Declan Kearney said last week the Chapel Corner area of the town was "festooned" with bunting and a variety of flags, including some "associated with the UDA", Parachute Regiment and local unionist flute bands.
He said two of these flags were removed on Saturday morning prior to a funeral being held at St Comgall's chapel, "but those responsible refused to remove the flute band flags", something he branded "unacceptable and indefensible".
A DUP MLA, however, accused Mr Kearney of "stoking up tensions" through his comments.
Mr Keaney said: "Last week the Chapel Corner was festooned with a variety of flags and bunting. Flags associated with the UDA, British Paratroop (sic) regiment and locally based unionist flute bands were erected in the immediate vicinity of St Comgall’s chapel, school and car park.
“This was both provocative, insensitive and a clear attempt at intimidation.
“I and other Sinn Fein colleagues engaged privately with unionist political representatives and the PSNI in an attempt to secure the removal of these flags at this sensitive location.
“The Chapel Corner and surrounding residential areas of Antrim Town are shared and neutral community spaces. It is absolutely intolerable that they continue to be abused in this way. However it is particularly outrageous that St Comgall’s chapel should be targeted with the offensive erection of paramilitary, paratroop and band flags."

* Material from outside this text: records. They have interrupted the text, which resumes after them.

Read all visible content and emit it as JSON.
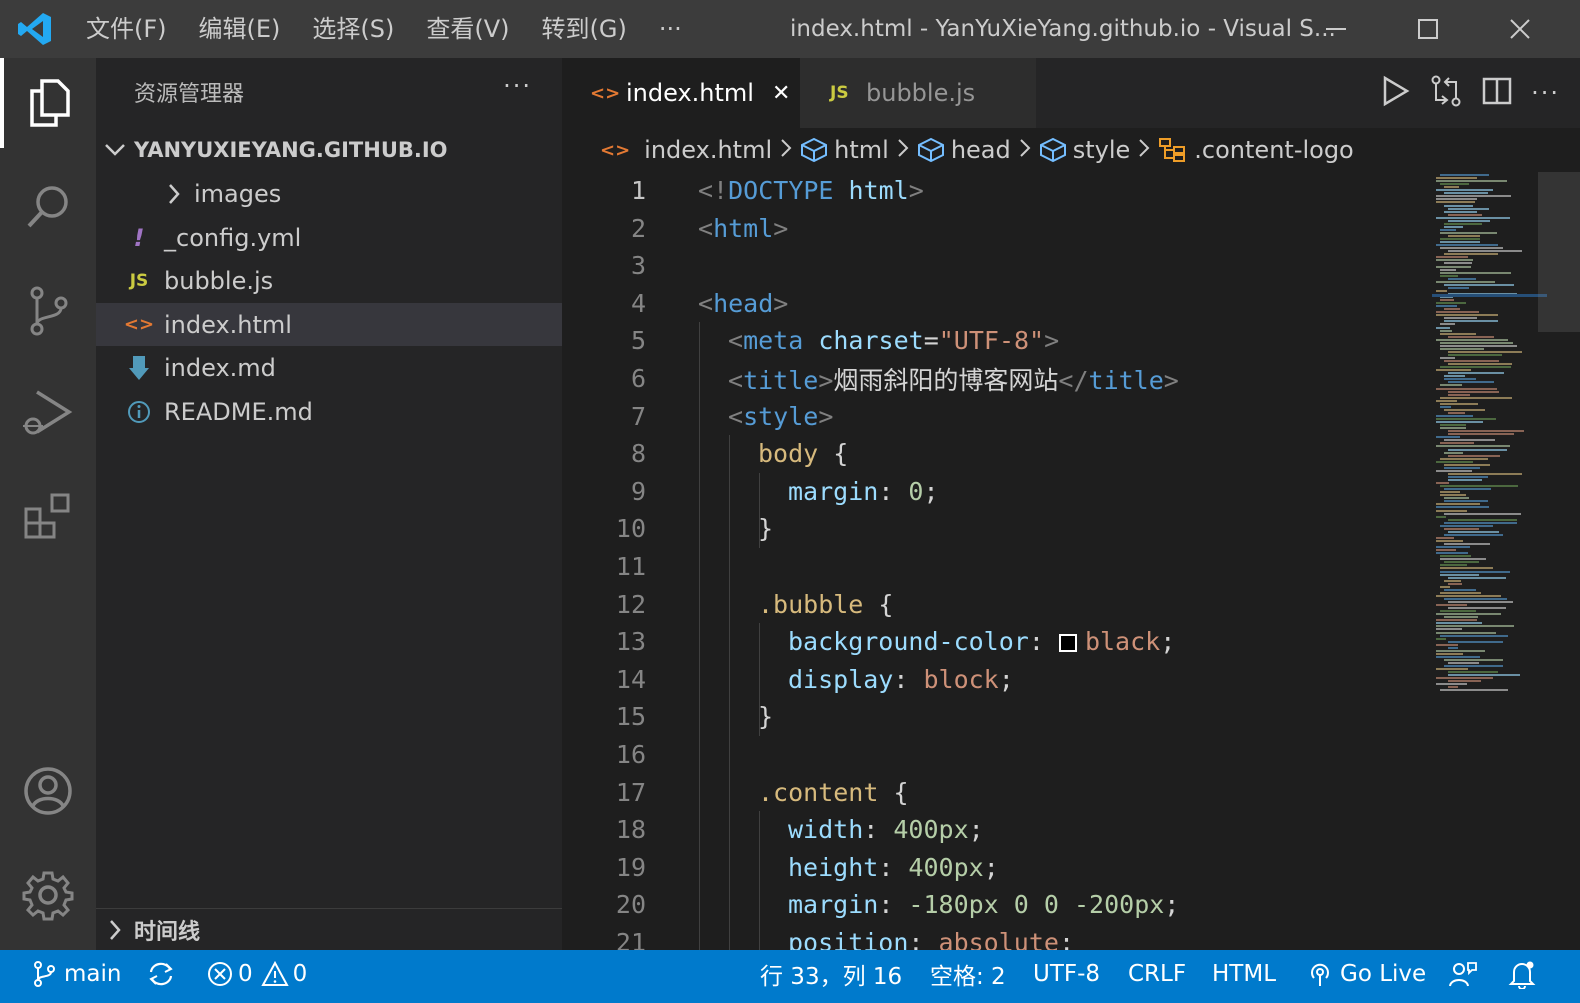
{
  "titlebar": {
    "menus": [
      "文件(F)",
      "编辑(E)",
      "选择(S)",
      "查看(V)",
      "转到(G)",
      "···"
    ],
    "window_title": "index.html - YanYuXieYang.github.io - Visual S..."
  },
  "activity_bar": {
    "items": [
      "explorer-icon",
      "search-icon",
      "source-control-icon",
      "run-debug-icon",
      "extensions-icon"
    ],
    "bottom": [
      "account-icon",
      "settings-gear-icon"
    ]
  },
  "sidebar": {
    "title": "资源管理器",
    "more": "···",
    "folder": "YANYUXIEYANG.GITHUB.IO",
    "tree": [
      {
        "name": "images",
        "type": "folder"
      },
      {
        "name": "_config.yml",
        "type": "yml",
        "icon_text": "!"
      },
      {
        "name": "bubble.js",
        "type": "js",
        "icon_text": "JS"
      },
      {
        "name": "index.html",
        "type": "html",
        "icon_text": "<>",
        "selected": true
      },
      {
        "name": "index.md",
        "type": "md"
      },
      {
        "name": "README.md",
        "type": "info"
      }
    ],
    "timeline": "时间线"
  },
  "editor": {
    "tabs": [
      {
        "label": "index.html",
        "icon_text": "<>",
        "active": true,
        "close": "✕"
      },
      {
        "label": "bubble.js",
        "icon_text": "JS",
        "active": false
      }
    ],
    "breadcrumb": [
      {
        "label": "index.html",
        "icon": "html-file-icon"
      },
      {
        "label": "html",
        "icon": "cube-icon"
      },
      {
        "label": "head",
        "icon": "cube-icon"
      },
      {
        "label": "style",
        "icon": "cube-icon"
      },
      {
        "label": ".content-logo",
        "icon": "css-selector-icon"
      }
    ],
    "current_line": 1,
    "lines": [
      {
        "n": "1",
        "indent": 0,
        "tokens": [
          [
            "c-punc",
            "<!"
          ],
          [
            "c-tag",
            "DOCTYPE "
          ],
          [
            "c-attr",
            "html"
          ],
          [
            "c-punc",
            ">"
          ]
        ]
      },
      {
        "n": "2",
        "indent": 0,
        "tokens": [
          [
            "c-punc",
            "<"
          ],
          [
            "c-tag",
            "html"
          ],
          [
            "c-punc",
            ">"
          ]
        ]
      },
      {
        "n": "3",
        "indent": 0,
        "tokens": []
      },
      {
        "n": "4",
        "indent": 0,
        "tokens": [
          [
            "c-punc",
            "<"
          ],
          [
            "c-tag",
            "head"
          ],
          [
            "c-punc",
            ">"
          ]
        ]
      },
      {
        "n": "5",
        "indent": 1,
        "tokens": [
          [
            "c-punc",
            "<"
          ],
          [
            "c-tag",
            "meta "
          ],
          [
            "c-attr",
            "charset"
          ],
          [
            "c-txt",
            "="
          ],
          [
            "c-str",
            "\"UTF-8\""
          ],
          [
            "c-punc",
            ">"
          ]
        ]
      },
      {
        "n": "6",
        "indent": 1,
        "tokens": [
          [
            "c-punc",
            "<"
          ],
          [
            "c-tag",
            "title"
          ],
          [
            "c-punc",
            ">"
          ],
          [
            "c-txt",
            "烟雨斜阳的博客网站"
          ],
          [
            "c-punc",
            "</"
          ],
          [
            "c-tag",
            "title"
          ],
          [
            "c-punc",
            ">"
          ]
        ]
      },
      {
        "n": "7",
        "indent": 1,
        "tokens": [
          [
            "c-punc",
            "<"
          ],
          [
            "c-tag",
            "style"
          ],
          [
            "c-punc",
            ">"
          ]
        ]
      },
      {
        "n": "8",
        "indent": 2,
        "tokens": [
          [
            "c-sel",
            "body "
          ],
          [
            "c-txt",
            "{"
          ]
        ]
      },
      {
        "n": "9",
        "indent": 3,
        "tokens": [
          [
            "c-prop",
            "margin"
          ],
          [
            "c-txt",
            ": "
          ],
          [
            "c-num",
            "0"
          ],
          [
            "c-txt",
            ";"
          ]
        ]
      },
      {
        "n": "10",
        "indent": 2,
        "tokens": [
          [
            "c-txt",
            "}"
          ]
        ]
      },
      {
        "n": "11",
        "indent": 2,
        "tokens": []
      },
      {
        "n": "12",
        "indent": 2,
        "tokens": [
          [
            "c-sel",
            ".bubble "
          ],
          [
            "c-txt",
            "{"
          ]
        ]
      },
      {
        "n": "13",
        "indent": 3,
        "tokens": [
          [
            "c-prop",
            "background-color"
          ],
          [
            "c-txt",
            ": "
          ],
          [
            "swatch",
            ""
          ],
          [
            "c-str",
            "black"
          ],
          [
            "c-txt",
            ";"
          ]
        ]
      },
      {
        "n": "14",
        "indent": 3,
        "tokens": [
          [
            "c-prop",
            "display"
          ],
          [
            "c-txt",
            ": "
          ],
          [
            "c-str",
            "block"
          ],
          [
            "c-txt",
            ";"
          ]
        ]
      },
      {
        "n": "15",
        "indent": 2,
        "tokens": [
          [
            "c-txt",
            "}"
          ]
        ]
      },
      {
        "n": "16",
        "indent": 2,
        "tokens": []
      },
      {
        "n": "17",
        "indent": 2,
        "tokens": [
          [
            "c-sel",
            ".content "
          ],
          [
            "c-txt",
            "{"
          ]
        ]
      },
      {
        "n": "18",
        "indent": 3,
        "tokens": [
          [
            "c-prop",
            "width"
          ],
          [
            "c-txt",
            ": "
          ],
          [
            "c-num",
            "400px"
          ],
          [
            "c-txt",
            ";"
          ]
        ]
      },
      {
        "n": "19",
        "indent": 3,
        "tokens": [
          [
            "c-prop",
            "height"
          ],
          [
            "c-txt",
            ": "
          ],
          [
            "c-num",
            "400px"
          ],
          [
            "c-txt",
            ";"
          ]
        ]
      },
      {
        "n": "20",
        "indent": 3,
        "tokens": [
          [
            "c-prop",
            "margin"
          ],
          [
            "c-txt",
            ": "
          ],
          [
            "c-num",
            "-180px 0 0 -200px"
          ],
          [
            "c-txt",
            ";"
          ]
        ]
      },
      {
        "n": "21",
        "indent": 3,
        "tokens": [
          [
            "c-prop",
            "position"
          ],
          [
            "c-txt",
            ": "
          ],
          [
            "c-str",
            "absolute"
          ],
          [
            "c-txt",
            ";"
          ]
        ]
      }
    ]
  },
  "statusbar": {
    "branch": "main",
    "errors": "0",
    "warnings": "0",
    "position": "行 33，列 16",
    "spaces": "空格: 2",
    "encoding": "UTF-8",
    "eol": "CRLF",
    "language": "HTML",
    "go_live": "Go Live"
  },
  "colors": {
    "statusbar": "#007acc",
    "titlebar": "#3c3c3c",
    "activitybar": "#333333",
    "sidebar": "#252526",
    "editor": "#1e1e1e",
    "accent_logo": "#23a9f2"
  }
}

Mr Kearney added that no place of worship should be subjected to such "disrespect and sectarian intimidation".
"Those responsible for what has happened here should be ashamed of themselves. It is long past time that this type of behaviour is stopped," he said.
“All shared residential, retail, recreational areas and workplaces must be respected, and kept free from sectarian threat or harassment.

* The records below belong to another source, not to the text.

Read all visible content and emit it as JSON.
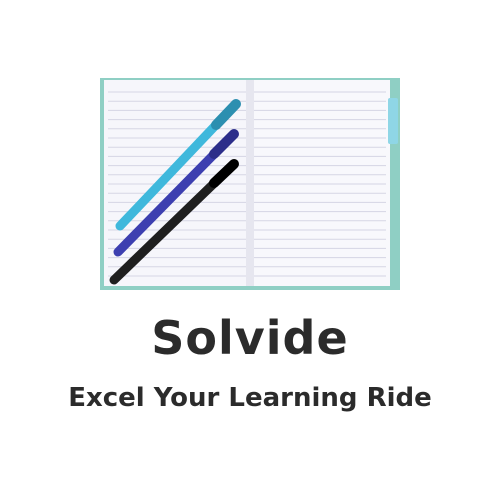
{
  "brand": {
    "name": "Solvide",
    "tagline": "Excel Your Learning Ride"
  },
  "illustration": {
    "subject": "open-notebook-with-pens",
    "colors": {
      "cover": "#8fcfc4",
      "paper": "#f6f6fb",
      "rule_line": "#d5d5e4",
      "bookmark": "#8fd6e6",
      "pen_cyan": "#3fb8dc",
      "pen_blue": "#3d3fb0",
      "pen_black": "#1f1f1f"
    }
  },
  "text_color": "#2b2b2b"
}
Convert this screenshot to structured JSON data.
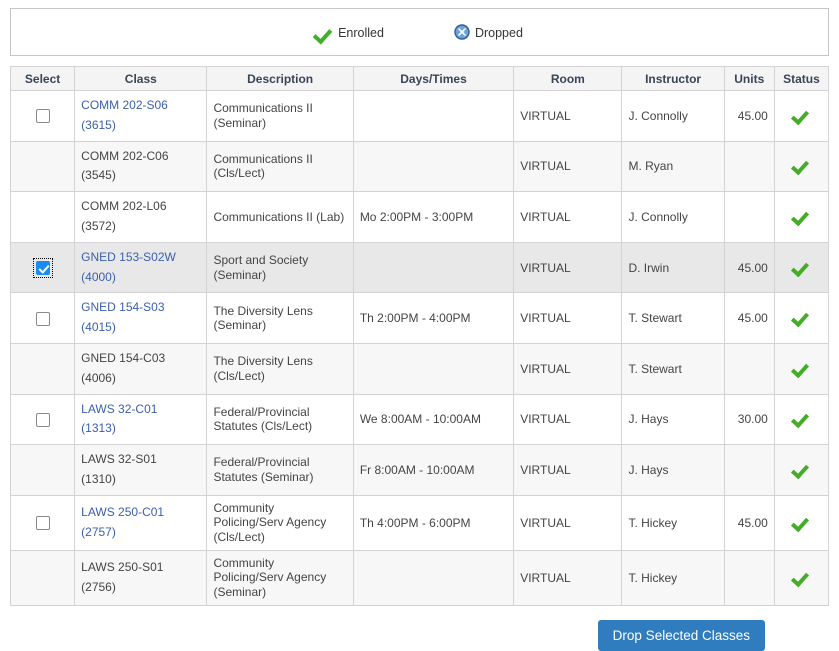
{
  "legend": {
    "enrolled": {
      "icon": "green-check-icon",
      "label": "Enrolled"
    },
    "dropped": {
      "icon": "blue-circle-x-icon",
      "label": "Dropped"
    }
  },
  "table": {
    "headers": {
      "select": "Select",
      "class": "Class",
      "description": "Description",
      "days_times": "Days/Times",
      "room": "Room",
      "instructor": "Instructor",
      "units": "Units",
      "status": "Status"
    },
    "rows": [
      {
        "selectable": true,
        "checked": false,
        "class_code": "COMM 202-S06",
        "class_num": "(3615)",
        "is_link": true,
        "description": "Communications II (Seminar)",
        "days_times": "",
        "room": "VIRTUAL",
        "instructor": "J. Connolly",
        "units": "45.00",
        "status_icon": "green-check-icon"
      },
      {
        "selectable": false,
        "checked": false,
        "class_code": "COMM 202-C06",
        "class_num": "(3545)",
        "is_link": false,
        "description": "Communications II (Cls/Lect)",
        "days_times": "",
        "room": "VIRTUAL",
        "instructor": "M. Ryan",
        "units": "",
        "status_icon": "green-check-icon"
      },
      {
        "selectable": false,
        "checked": false,
        "class_code": "COMM 202-L06",
        "class_num": "(3572)",
        "is_link": false,
        "description": "Communications II (Lab)",
        "days_times": "Mo 2:00PM - 3:00PM",
        "room": "VIRTUAL",
        "instructor": "J. Connolly",
        "units": "",
        "status_icon": "green-check-icon"
      },
      {
        "selectable": true,
        "checked": true,
        "class_code": "GNED 153-S02W",
        "class_num": "(4000)",
        "is_link": true,
        "description": "Sport and Society (Seminar)",
        "days_times": "",
        "room": "VIRTUAL",
        "instructor": "D. Irwin",
        "units": "45.00",
        "status_icon": "green-check-icon"
      },
      {
        "selectable": true,
        "checked": false,
        "class_code": "GNED 154-S03",
        "class_num": "(4015)",
        "is_link": true,
        "description": "The Diversity Lens (Seminar)",
        "days_times": "Th 2:00PM - 4:00PM",
        "room": "VIRTUAL",
        "instructor": "T. Stewart",
        "units": "45.00",
        "status_icon": "green-check-icon"
      },
      {
        "selectable": false,
        "checked": false,
        "class_code": "GNED 154-C03",
        "class_num": "(4006)",
        "is_link": false,
        "description": "The Diversity Lens (Cls/Lect)",
        "days_times": "",
        "room": "VIRTUAL",
        "instructor": "T. Stewart",
        "units": "",
        "status_icon": "green-check-icon"
      },
      {
        "selectable": true,
        "checked": false,
        "class_code": "LAWS 32-C01",
        "class_num": "(1313)",
        "is_link": true,
        "description": "Federal/Provincial Statutes (Cls/Lect)",
        "days_times": "We 8:00AM - 10:00AM",
        "room": "VIRTUAL",
        "instructor": "J. Hays",
        "units": "30.00",
        "status_icon": "green-check-icon"
      },
      {
        "selectable": false,
        "checked": false,
        "class_code": "LAWS 32-S01",
        "class_num": "(1310)",
        "is_link": false,
        "description": "Federal/Provincial Statutes (Seminar)",
        "days_times": "Fr 8:00AM - 10:00AM",
        "room": "VIRTUAL",
        "instructor": "J. Hays",
        "units": "",
        "status_icon": "green-check-icon"
      },
      {
        "selectable": true,
        "checked": false,
        "class_code": "LAWS 250-C01",
        "class_num": "(2757)",
        "is_link": true,
        "description": "Community Policing/Serv Agency (Cls/Lect)",
        "days_times": "Th 4:00PM - 6:00PM",
        "room": "VIRTUAL",
        "instructor": "T. Hickey",
        "units": "45.00",
        "status_icon": "green-check-icon"
      },
      {
        "selectable": false,
        "checked": false,
        "class_code": "LAWS 250-S01",
        "class_num": "(2756)",
        "is_link": false,
        "description": "Community Policing/Serv Agency (Seminar)",
        "days_times": "",
        "room": "VIRTUAL",
        "instructor": "T. Hickey",
        "units": "",
        "status_icon": "green-check-icon"
      }
    ]
  },
  "footer": {
    "drop_button_label": "Drop Selected Classes"
  },
  "colors": {
    "link": "#3a5fad",
    "enrolled_green": "#45ac28",
    "dropped_blue": "#4a86c8",
    "button_blue": "#2f7cbe",
    "selected_row": "#e8e8e8"
  }
}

“All political and civic leaders, and public agencies have a clear obligation to promote and protect good community relations and to uphold the law.”

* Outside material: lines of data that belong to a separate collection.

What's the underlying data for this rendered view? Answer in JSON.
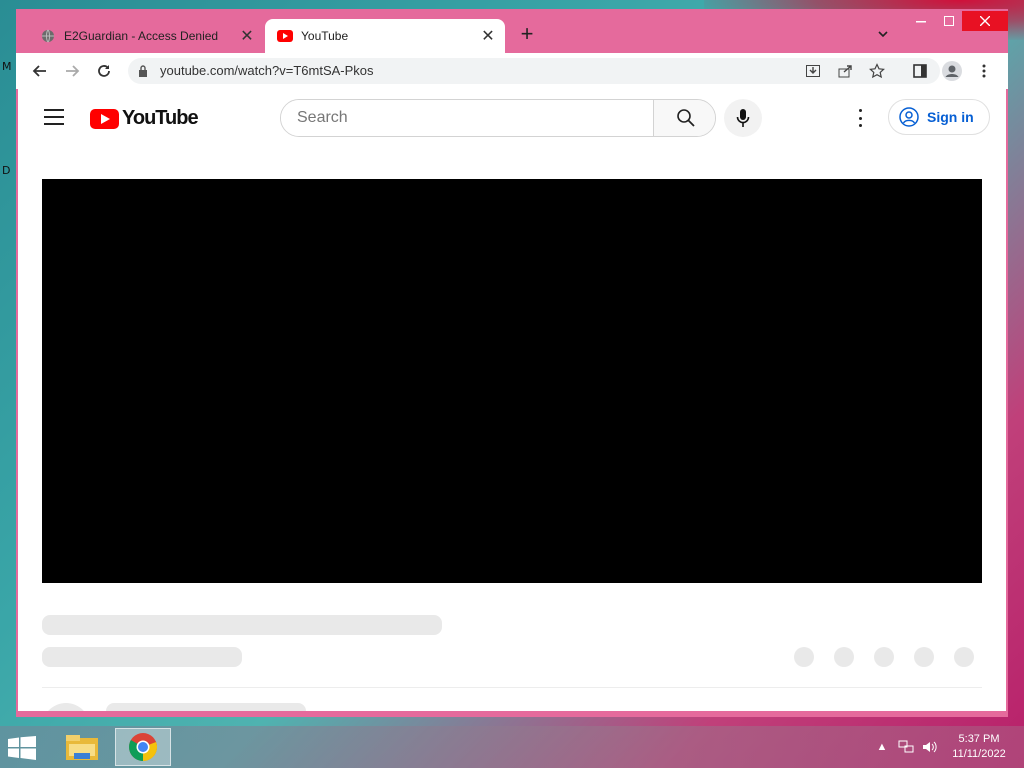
{
  "browser": {
    "tabs": [
      {
        "title": "E2Guardian - Access Denied",
        "active": false,
        "favicon": "globe-icon"
      },
      {
        "title": "YouTube",
        "active": true,
        "favicon": "youtube-icon"
      }
    ],
    "url": "youtube.com/watch?v=T6mtSA-Pkos",
    "frame_color": "#e56a9c"
  },
  "youtube": {
    "logo_text": "YouTube",
    "search_placeholder": "Search",
    "sign_in_label": "Sign in",
    "brand_color": "#ff0000",
    "link_color": "#065fd4"
  },
  "taskbar": {
    "time": "5:37 PM",
    "date": "11/11/2022",
    "apps": [
      "file-explorer-icon",
      "chrome-icon"
    ]
  },
  "desktop": {
    "edge_letters": [
      "M",
      "D"
    ]
  }
}
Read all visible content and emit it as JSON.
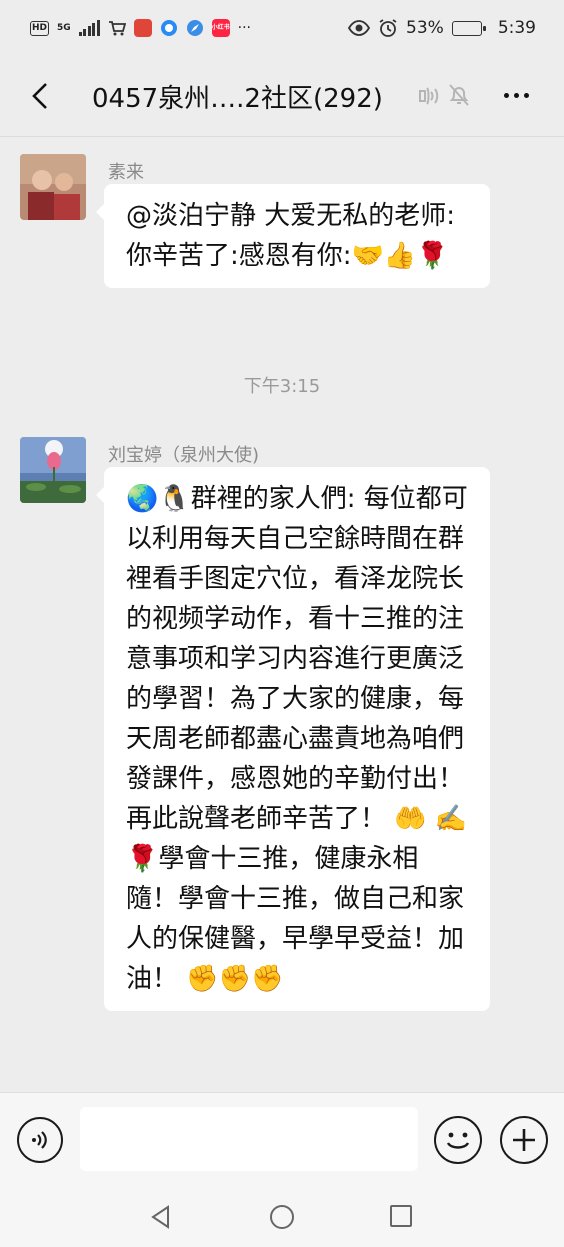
{
  "status_bar": {
    "hd": "HD",
    "network": "5G",
    "app_icons": [
      "cart-icon",
      "book-icon",
      "browser-icon",
      "compass-icon",
      "xiaohongshu-icon"
    ],
    "xiaohongshu_label": "小红书",
    "more": "···",
    "battery_percent": "53%",
    "battery_level": 0.53,
    "time": "5:39"
  },
  "header": {
    "title": "0457泉州….2社区(292)"
  },
  "messages": [
    {
      "sender": "素来",
      "text": "@淡泊宁静 大爱无私的老师:你辛苦了:感恩有你:🤝👍🌹"
    },
    {
      "timestamp": "下午3:15"
    },
    {
      "sender": "刘宝婷（泉州大使)",
      "text": "🌏🐧群裡的家人們: 每位都可以利用每天自己空餘時間在群裡看手图定穴位，看泽龙院长的视频学动作，看十三推的注意事项和学习内容進行更廣泛的學習！為了大家的健康，每天周老師都盡心盡責地為咱們發課件，感恩她的辛勤付出！再此說聲老師辛苦了！ 🤲 ✍️\n🌹學會十三推，健康永相隨！學會十三推，做自己和家人的保健醫，早學早受益！加油！ ✊✊✊"
    }
  ],
  "input_bar": {
    "placeholder": ""
  },
  "colors": {
    "background": "#ededed",
    "bubble": "#ffffff",
    "name": "#8a8a8a",
    "bar": "#f6f6f6"
  }
}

In response, Trevor Clarke, DUP MLA for South Antrim, said: "There is no place for paramilitary flags anywhere in Northern Ireland; however the flute band flags belong to bands who parade through the area every five years on the Twelfth of July.
"This appears to be an attempt to stoke up tensions, which did not exist, by Mr Kearney."
Antrim DUP councillor Paul Dunlop said, as a bandsman himself, he sees nothing offensive about flute band flags.
The PSNI said the flags in question were reported to police last Wednesday.
Assistant Chief Constable Bobby Singleton said: “Within the current statutory framework, the removal of flags is not the responsibility of the Police Service nor do we have a specific power to do so and we will only act to remove flags where there are assessed risks to public safety owing to their erection.
“We are aware that this is a sensitive issue for the whole community and there is no easy solution. There is no community or political consensus on the flags issue and ultimately this requires a political, not a policing resolution.
“Our experience shows the most effective solution to this issue is negotiation, mediation and engagement between local communities working with agencies including local police.
“We will continue to work with local communities and partners to find long term solutions to the issues surrounding the flying of flags."